"As far as my album, the collaboration will be very, very small, maybe one or two that we're really looking to do," says Fiasco. "Everything else, we're going to kind of keep in-house. But I am working on another top-secret project, like this super group with me and a couple of my homies, who you know very, very well. I'm not going to say. But we're cooking something up in the kitchen to see if it will work."
After his current tour, Fiasco plans to head home to Chicago to record his sophomore album in May. He confesses to feeling some pressure after the huge success of his debut, but he's more concerned with identifying what he wants to talk about on the album, and how these issues will be presented, than how it will be received.
"I've been developing it, so I know what I'm going to talk about," he says. "I'm not going to give any leaks though, yet. Well, what am I talking about? I leaked it to a few people. It's basically, there was a song on the first album called 'The Cool,' which was about a guy who got killed, a drug dealer, and he came back to life. And so, like the story of the album - I don't know how intense in that direction I'm going to go - but the direction of the album is going to be based around that character. That's been the fight, I kind of nailed what I'm going to talk about, and the battle has been how to do it, the actual construction of the album. ... But I'm going to let that figure itself out when I go in and start recording."
While he's still uncertain of the specific issues he'll address on his next album, Fiasco is always candid about his faith and how it feels to be a Muslim in America during these troubled times.

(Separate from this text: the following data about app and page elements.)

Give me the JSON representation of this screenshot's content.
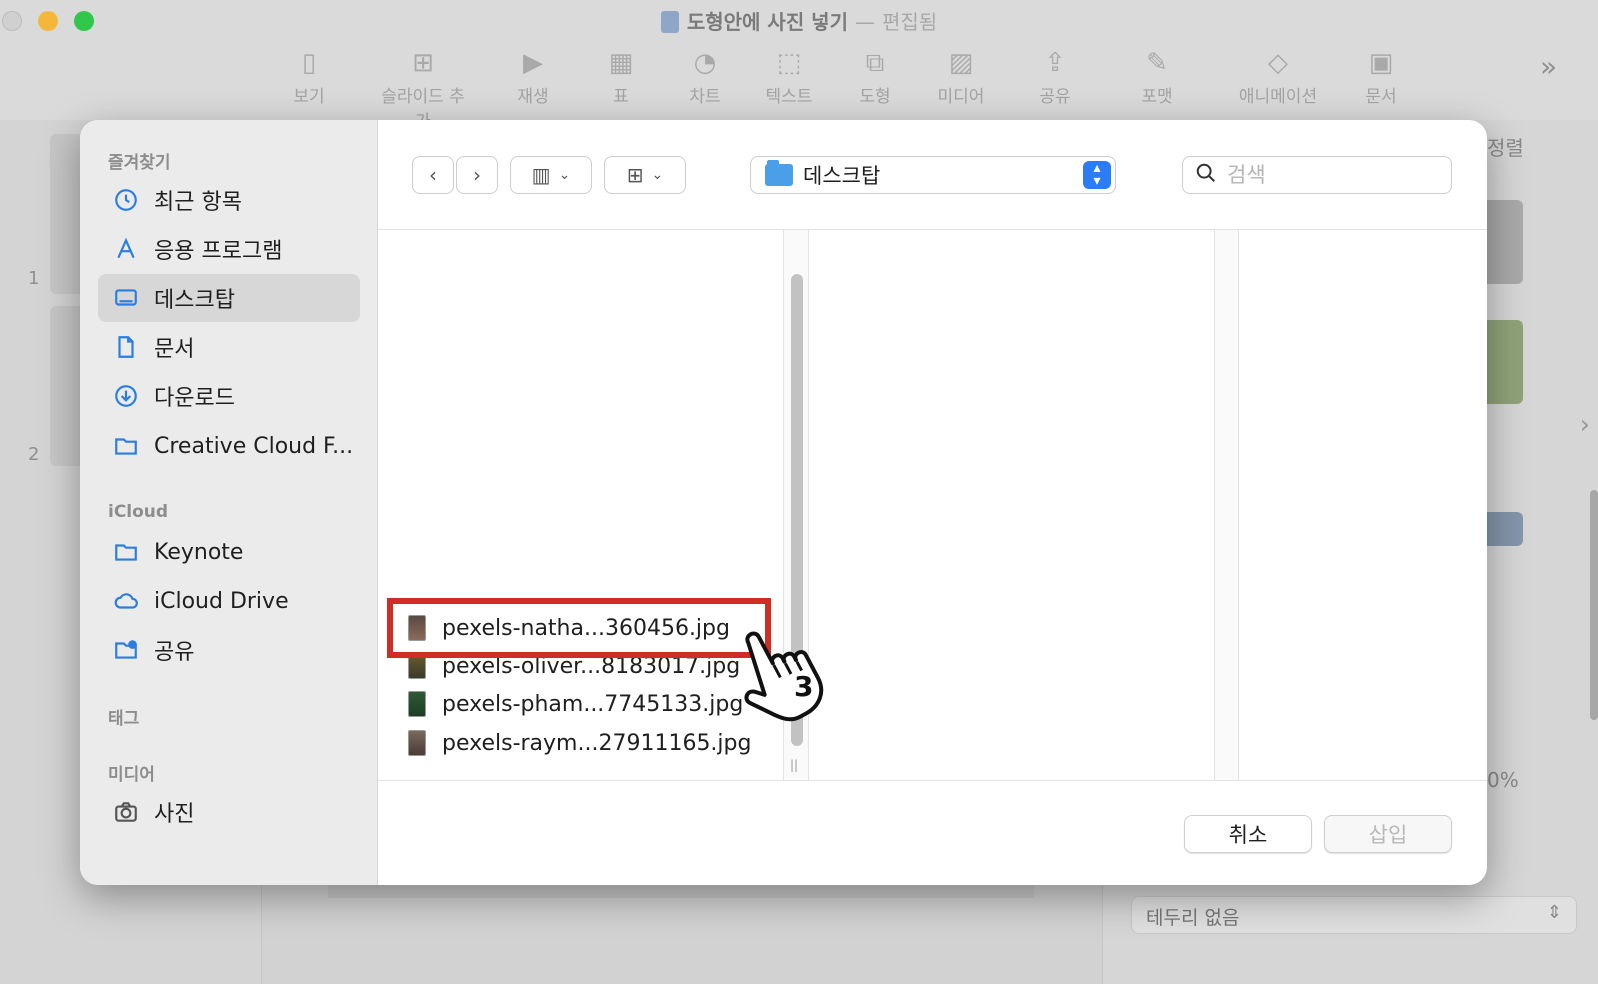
{
  "window": {
    "title": "도형안에 사진 넣기",
    "separator": "—",
    "status": "편집됨"
  },
  "toolbar": {
    "items": [
      {
        "label": "보기",
        "icon": "sidebar-icon"
      },
      {
        "label": "슬라이드 추가",
        "icon": "add-slide-icon"
      },
      {
        "label": "재생",
        "icon": "play-icon"
      },
      {
        "label": "표",
        "icon": "table-icon"
      },
      {
        "label": "차트",
        "icon": "chart-icon"
      },
      {
        "label": "텍스트",
        "icon": "text-icon"
      },
      {
        "label": "도형",
        "icon": "shape-icon"
      },
      {
        "label": "미디어",
        "icon": "media-icon"
      },
      {
        "label": "공유",
        "icon": "share-icon"
      },
      {
        "label": "포맷",
        "icon": "format-brush-icon"
      },
      {
        "label": "애니메이션",
        "icon": "animate-icon"
      },
      {
        "label": "문서",
        "icon": "document-icon"
      }
    ],
    "more": "»"
  },
  "slides": {
    "numbers": [
      "1",
      "2"
    ]
  },
  "inspector": {
    "tab_partial": "정렬",
    "border_select": "테두리 없음",
    "percent_partial": "0%"
  },
  "dialog": {
    "sidebar": {
      "favorites_header": "즐겨찾기",
      "favorites": [
        {
          "label": "최근 항목",
          "icon": "clock-icon"
        },
        {
          "label": "응용 프로그램",
          "icon": "applications-icon"
        },
        {
          "label": "데스크탑",
          "icon": "desktop-icon",
          "selected": true
        },
        {
          "label": "문서",
          "icon": "document-icon"
        },
        {
          "label": "다운로드",
          "icon": "download-icon"
        },
        {
          "label": "Creative Cloud F...",
          "icon": "folder-icon"
        }
      ],
      "icloud_header": "iCloud",
      "icloud": [
        {
          "label": "Keynote",
          "icon": "folder-icon"
        },
        {
          "label": "iCloud Drive",
          "icon": "cloud-icon"
        },
        {
          "label": "공유",
          "icon": "shared-folder-icon"
        }
      ],
      "tags_header": "태그",
      "media_header": "미디어",
      "media": [
        {
          "label": "사진",
          "icon": "camera-icon"
        }
      ]
    },
    "location": "데스크탑",
    "search_placeholder": "검색",
    "files": [
      "pexels-natha...360456.jpg",
      "pexels-oliver...8183017.jpg",
      "pexels-pham...7745133.jpg",
      "pexels-raym...27911165.jpg"
    ],
    "cancel_label": "취소",
    "insert_label": "삽입"
  },
  "annotation": {
    "step_number": "3",
    "highlight_color": "#d12d27"
  }
}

He believes the American public has a relatively accurate idea of what it means to be a Muslim, and that news outlets do a good job of presenting balanced information on the issues surrounding Muslim fundamentalism. And, at the end of the day, he feels that all people face the same struggles, and want the same things, no matter what religion they may practice.
"We all got to eat, and we all need money to buy food to eat," says Fiasco. "... Everybody got to work. Everybody got to come home. Everybody got bills. Everybody got taxes. Everybody has the same strife and the same struggles. It's just the way you dress it up, and that's where you find the division."
Such issues are just a few of the things on Fiasco's mind these days. An ambitious businessman in the mold of Jay-Z and Diddy, his own music is just one of his many endeavors. His label, 1st & 15th, has several upcoming releases that he is excited about, including rapper Gemini, who made a guest appearance on his debut and is touring with Fiasco. Fiasco is also planning to bring back his college radio show, FNF Radio. The show, which found the hosts spinning their favorite songs and discussing current events, is on hiatus but can be heard on the Internet. Fiasco is seeking distributors for the show and also working on his own clothing line. For Fiasco, the new challenges are a welcome addition to the creative pursuits he is juggling quite comfortably.
"Now that I have time to not be an artist, where it's like just go perform, but I actually have time to take on some of the responsibilities of running the label in a more executive capacity, I'm really, really focused on the company, and improving the company, and ... everything about, 'How can I make the company better?' " he says. "… It's just me, sitting back, managing all of that stuff, and hopefully trying to make it work, which is my new thrill these days."